Goal of the exercise:
If a line of the records holds the word "Grossmünster", copy it out.

======== Source material ========

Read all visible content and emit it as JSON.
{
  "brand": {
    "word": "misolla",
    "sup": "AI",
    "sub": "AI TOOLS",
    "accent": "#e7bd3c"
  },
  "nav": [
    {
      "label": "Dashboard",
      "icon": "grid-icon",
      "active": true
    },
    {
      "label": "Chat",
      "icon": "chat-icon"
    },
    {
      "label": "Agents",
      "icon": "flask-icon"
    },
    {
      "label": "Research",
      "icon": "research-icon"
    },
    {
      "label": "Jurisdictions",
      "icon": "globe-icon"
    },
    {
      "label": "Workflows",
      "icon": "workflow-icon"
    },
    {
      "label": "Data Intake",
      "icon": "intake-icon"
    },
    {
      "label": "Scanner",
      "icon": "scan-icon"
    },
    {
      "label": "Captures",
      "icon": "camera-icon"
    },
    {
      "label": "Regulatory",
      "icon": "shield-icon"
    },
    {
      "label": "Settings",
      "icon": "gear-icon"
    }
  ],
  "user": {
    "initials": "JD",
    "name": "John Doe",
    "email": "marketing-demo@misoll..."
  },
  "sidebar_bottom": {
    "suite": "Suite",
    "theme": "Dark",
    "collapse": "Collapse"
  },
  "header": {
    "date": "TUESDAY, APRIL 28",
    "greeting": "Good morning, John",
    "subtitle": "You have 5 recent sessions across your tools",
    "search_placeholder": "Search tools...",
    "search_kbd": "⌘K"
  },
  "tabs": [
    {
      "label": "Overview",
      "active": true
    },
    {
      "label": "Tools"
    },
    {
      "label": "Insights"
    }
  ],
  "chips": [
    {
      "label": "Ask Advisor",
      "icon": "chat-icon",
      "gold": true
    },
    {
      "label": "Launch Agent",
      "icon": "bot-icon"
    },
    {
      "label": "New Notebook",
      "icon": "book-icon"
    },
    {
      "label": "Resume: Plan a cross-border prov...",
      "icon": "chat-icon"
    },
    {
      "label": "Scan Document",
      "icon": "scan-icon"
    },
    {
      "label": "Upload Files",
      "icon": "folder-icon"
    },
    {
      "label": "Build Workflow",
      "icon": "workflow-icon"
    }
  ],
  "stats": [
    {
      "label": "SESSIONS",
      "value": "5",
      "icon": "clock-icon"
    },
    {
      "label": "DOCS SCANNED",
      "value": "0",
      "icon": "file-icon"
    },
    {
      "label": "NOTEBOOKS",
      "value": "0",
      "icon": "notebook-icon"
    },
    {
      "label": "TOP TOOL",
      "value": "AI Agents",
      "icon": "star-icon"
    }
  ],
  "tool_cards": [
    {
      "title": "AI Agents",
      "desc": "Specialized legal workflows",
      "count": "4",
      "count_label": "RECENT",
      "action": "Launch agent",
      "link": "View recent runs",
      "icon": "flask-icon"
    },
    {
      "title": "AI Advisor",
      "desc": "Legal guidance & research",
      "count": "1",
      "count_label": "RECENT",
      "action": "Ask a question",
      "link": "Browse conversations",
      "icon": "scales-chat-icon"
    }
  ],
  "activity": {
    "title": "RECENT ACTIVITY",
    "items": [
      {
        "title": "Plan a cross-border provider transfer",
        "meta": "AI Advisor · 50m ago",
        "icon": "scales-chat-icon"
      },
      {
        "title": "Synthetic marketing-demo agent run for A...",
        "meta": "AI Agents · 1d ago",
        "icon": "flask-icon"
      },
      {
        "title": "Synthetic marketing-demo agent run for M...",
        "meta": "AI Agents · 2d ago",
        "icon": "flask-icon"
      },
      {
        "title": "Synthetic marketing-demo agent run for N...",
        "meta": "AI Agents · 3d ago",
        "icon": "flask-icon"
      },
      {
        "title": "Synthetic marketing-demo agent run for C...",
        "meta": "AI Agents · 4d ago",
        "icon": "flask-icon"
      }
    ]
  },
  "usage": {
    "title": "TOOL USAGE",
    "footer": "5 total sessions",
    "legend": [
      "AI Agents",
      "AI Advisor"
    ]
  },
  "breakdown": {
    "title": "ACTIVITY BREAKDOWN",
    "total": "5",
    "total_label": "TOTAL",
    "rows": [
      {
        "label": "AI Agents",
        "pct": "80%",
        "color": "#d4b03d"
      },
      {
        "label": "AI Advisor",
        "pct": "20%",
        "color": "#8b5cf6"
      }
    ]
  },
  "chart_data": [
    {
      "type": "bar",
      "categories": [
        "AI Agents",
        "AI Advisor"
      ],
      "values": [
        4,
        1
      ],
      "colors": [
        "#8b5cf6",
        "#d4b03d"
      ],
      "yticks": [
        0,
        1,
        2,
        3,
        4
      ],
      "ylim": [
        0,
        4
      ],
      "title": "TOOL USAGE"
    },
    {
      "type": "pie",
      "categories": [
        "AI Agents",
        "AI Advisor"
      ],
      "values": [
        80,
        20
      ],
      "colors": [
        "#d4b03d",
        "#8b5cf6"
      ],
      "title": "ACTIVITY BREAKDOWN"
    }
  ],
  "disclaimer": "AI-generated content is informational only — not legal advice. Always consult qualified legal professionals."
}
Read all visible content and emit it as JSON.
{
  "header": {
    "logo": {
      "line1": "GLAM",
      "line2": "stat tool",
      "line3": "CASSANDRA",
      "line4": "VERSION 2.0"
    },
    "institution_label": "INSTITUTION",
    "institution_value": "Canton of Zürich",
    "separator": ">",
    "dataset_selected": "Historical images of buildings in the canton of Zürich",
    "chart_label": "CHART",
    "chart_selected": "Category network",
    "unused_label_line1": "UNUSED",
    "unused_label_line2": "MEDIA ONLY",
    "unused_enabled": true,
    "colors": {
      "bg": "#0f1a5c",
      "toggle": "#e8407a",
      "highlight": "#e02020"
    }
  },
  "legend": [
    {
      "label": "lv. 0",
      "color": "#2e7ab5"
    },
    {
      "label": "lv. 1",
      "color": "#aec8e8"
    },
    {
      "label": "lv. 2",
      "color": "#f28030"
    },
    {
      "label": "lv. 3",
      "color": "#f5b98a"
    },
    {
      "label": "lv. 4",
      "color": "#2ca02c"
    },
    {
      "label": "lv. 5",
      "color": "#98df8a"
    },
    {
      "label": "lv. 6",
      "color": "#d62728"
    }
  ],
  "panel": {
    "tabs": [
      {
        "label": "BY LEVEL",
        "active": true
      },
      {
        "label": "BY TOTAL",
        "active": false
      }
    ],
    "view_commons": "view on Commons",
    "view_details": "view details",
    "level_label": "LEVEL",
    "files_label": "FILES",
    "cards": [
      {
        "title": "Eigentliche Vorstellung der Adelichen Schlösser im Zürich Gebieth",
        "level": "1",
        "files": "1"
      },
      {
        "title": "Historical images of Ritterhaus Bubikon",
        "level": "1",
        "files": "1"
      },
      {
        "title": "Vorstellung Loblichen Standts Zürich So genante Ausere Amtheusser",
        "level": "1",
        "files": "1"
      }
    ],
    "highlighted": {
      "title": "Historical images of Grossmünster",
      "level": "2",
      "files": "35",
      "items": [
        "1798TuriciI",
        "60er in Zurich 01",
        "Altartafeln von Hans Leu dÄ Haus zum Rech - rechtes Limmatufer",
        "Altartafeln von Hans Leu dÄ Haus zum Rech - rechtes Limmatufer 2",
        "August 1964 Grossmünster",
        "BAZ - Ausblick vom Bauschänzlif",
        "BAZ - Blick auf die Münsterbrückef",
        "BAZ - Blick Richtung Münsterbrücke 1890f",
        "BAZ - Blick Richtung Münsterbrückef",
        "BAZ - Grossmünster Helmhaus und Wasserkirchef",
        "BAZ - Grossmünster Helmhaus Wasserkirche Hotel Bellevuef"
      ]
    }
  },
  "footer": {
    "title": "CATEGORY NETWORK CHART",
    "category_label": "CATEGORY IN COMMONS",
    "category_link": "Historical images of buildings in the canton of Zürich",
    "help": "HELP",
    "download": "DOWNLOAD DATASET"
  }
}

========

Task response:
      "title": "Historical images of Grossmünster",
        "August 1964 Grossmünster",
        "BAZ - Grossmünster Helmhaus und Wasserkirchef",
        "BAZ - Grossmünster Helmhaus Wasserkirche Hotel Bellevuef"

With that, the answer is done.